(ABOUT THIS TASK): This task calls for copying each line below that contains "username".

Interface dataset entries:
BEGIN
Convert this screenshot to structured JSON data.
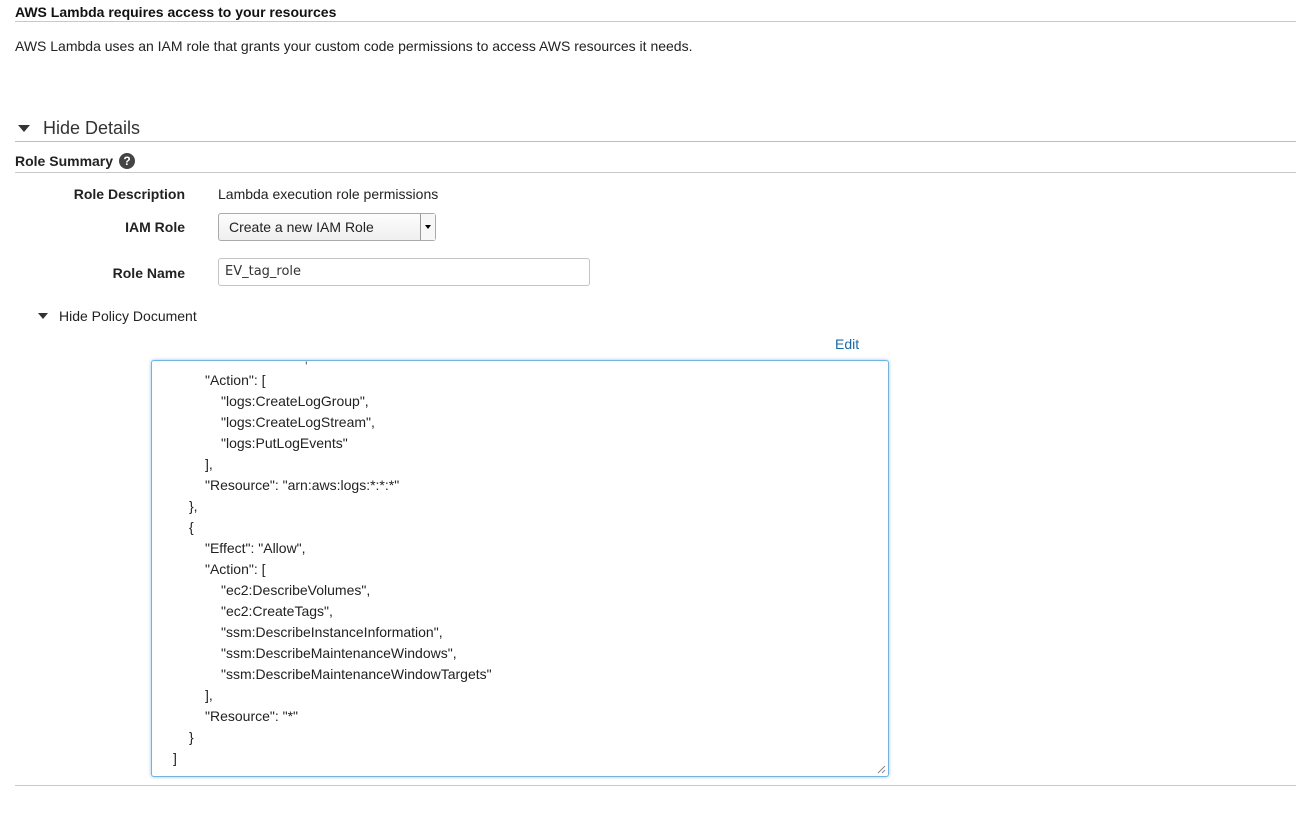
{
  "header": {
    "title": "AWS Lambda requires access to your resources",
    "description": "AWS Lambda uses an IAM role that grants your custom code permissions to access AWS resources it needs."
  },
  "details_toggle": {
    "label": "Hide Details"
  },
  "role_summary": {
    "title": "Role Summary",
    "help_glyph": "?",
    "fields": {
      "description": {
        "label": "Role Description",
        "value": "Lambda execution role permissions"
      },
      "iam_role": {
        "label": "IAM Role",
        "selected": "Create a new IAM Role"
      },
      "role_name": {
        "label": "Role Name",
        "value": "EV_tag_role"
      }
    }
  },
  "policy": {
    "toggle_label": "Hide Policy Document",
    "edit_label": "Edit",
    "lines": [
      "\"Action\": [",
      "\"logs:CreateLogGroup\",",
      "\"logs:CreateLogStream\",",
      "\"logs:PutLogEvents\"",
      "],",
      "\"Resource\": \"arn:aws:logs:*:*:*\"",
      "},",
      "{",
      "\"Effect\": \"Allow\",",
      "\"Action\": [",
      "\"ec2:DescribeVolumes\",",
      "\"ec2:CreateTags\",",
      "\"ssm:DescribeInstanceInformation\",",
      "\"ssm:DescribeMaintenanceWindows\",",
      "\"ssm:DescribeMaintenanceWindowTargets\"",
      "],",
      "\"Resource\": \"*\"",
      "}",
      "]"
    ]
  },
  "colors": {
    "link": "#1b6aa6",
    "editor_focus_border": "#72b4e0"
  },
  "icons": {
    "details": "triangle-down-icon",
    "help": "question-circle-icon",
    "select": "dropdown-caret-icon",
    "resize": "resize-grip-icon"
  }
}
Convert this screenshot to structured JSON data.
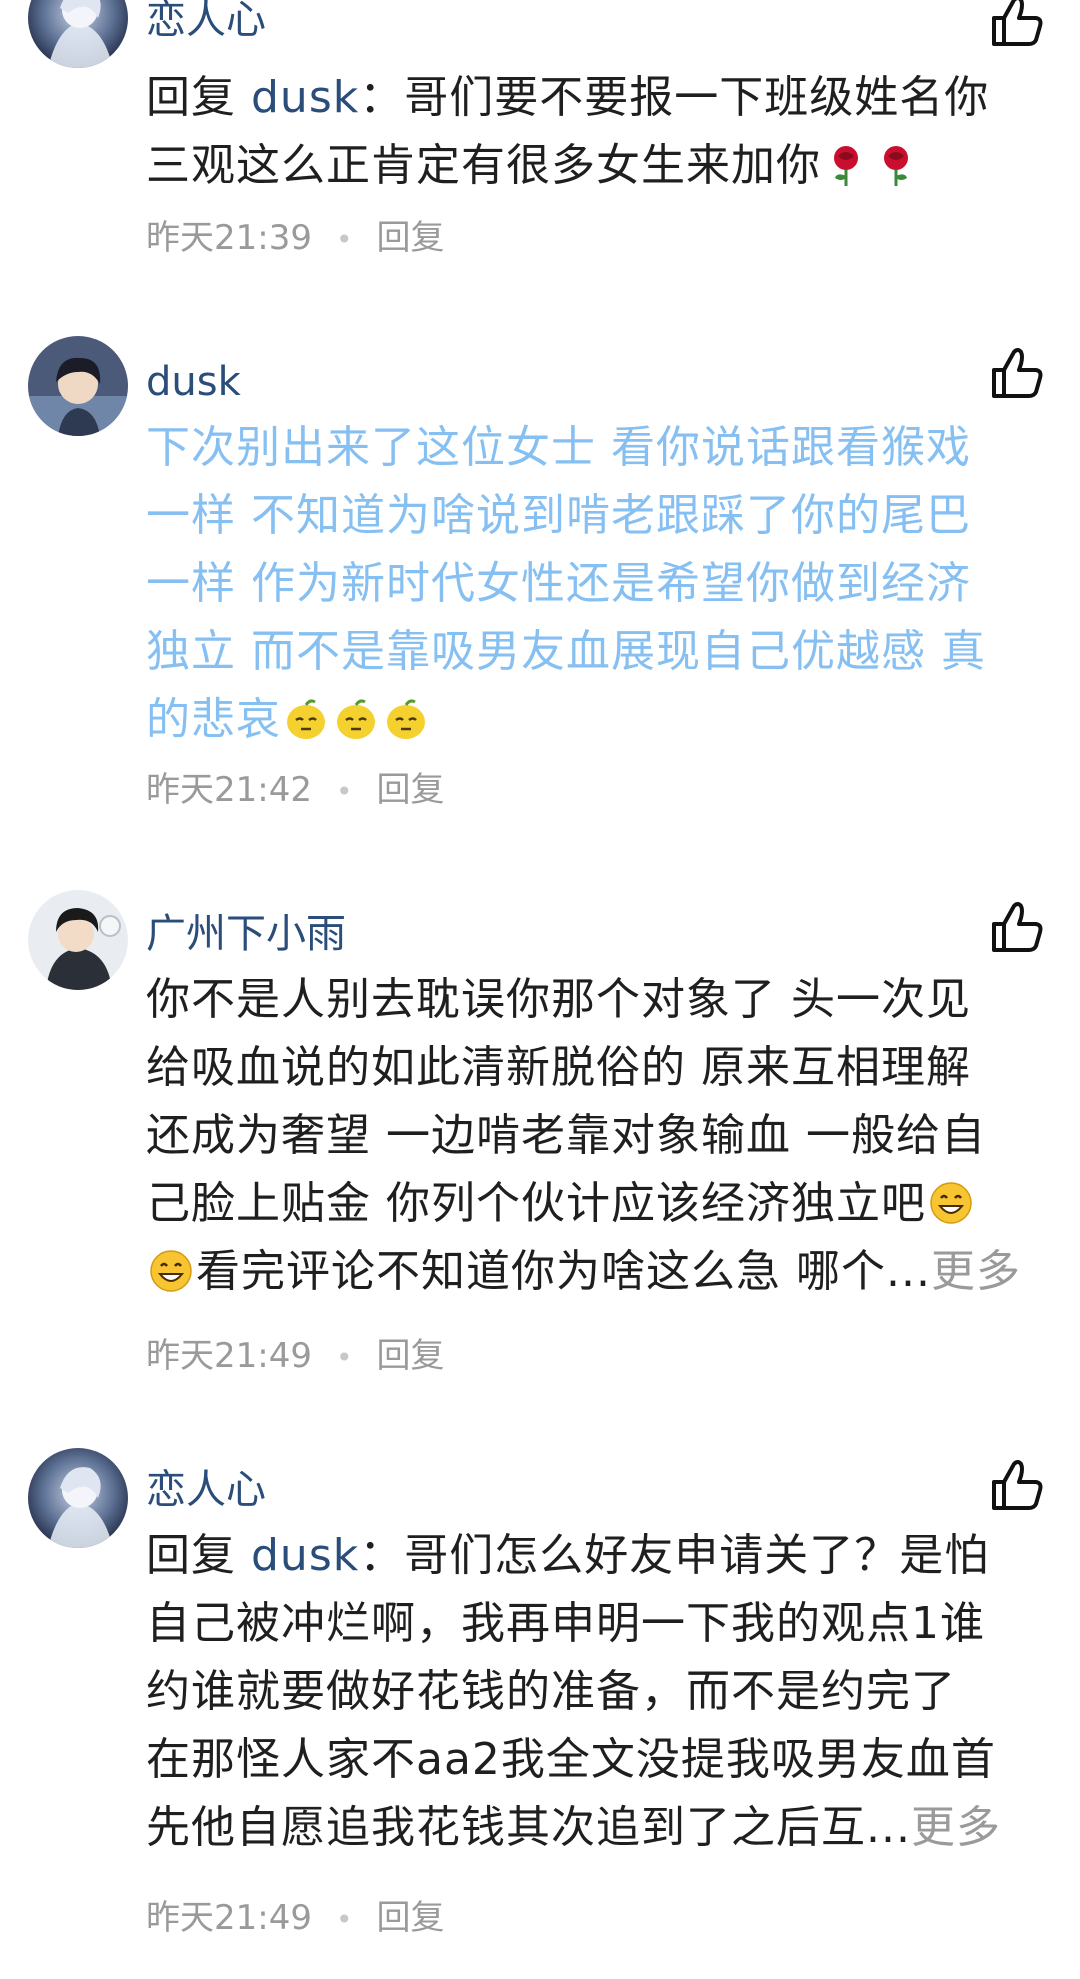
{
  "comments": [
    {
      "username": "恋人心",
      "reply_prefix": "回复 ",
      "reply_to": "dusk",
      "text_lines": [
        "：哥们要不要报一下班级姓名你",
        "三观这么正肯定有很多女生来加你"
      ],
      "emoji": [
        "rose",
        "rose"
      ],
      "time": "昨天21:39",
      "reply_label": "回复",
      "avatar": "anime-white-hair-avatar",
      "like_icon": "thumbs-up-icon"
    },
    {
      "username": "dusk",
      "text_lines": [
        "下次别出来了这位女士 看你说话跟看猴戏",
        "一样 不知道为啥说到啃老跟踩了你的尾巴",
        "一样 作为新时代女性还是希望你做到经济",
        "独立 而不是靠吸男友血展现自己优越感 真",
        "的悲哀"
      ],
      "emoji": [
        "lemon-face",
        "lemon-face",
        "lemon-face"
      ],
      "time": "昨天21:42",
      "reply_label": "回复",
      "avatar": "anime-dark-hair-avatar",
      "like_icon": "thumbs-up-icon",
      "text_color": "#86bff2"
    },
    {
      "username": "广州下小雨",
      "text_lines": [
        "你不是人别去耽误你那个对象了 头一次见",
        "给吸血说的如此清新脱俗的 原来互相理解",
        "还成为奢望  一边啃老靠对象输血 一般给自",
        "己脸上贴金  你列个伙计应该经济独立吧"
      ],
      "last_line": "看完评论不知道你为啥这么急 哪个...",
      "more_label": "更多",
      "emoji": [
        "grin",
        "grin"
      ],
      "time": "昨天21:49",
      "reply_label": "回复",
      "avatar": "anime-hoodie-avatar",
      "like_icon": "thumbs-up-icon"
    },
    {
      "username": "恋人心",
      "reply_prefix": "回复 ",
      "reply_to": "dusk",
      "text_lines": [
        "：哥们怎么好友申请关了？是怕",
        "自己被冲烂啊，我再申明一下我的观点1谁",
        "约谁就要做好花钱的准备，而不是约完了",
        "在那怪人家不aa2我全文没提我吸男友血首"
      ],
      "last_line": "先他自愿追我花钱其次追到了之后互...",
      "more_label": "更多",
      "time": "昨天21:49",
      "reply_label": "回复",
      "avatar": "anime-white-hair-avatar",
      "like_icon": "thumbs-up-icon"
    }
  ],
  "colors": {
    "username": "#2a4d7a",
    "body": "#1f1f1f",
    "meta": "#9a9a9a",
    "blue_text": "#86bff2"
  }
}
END
(SOLUTION TO THE PROBLEM):
      "username": "恋人心",
      "username": "dusk",
      "username": "广州下小雨",
      "username": "恋人心",
    "username": "#2a4d7a",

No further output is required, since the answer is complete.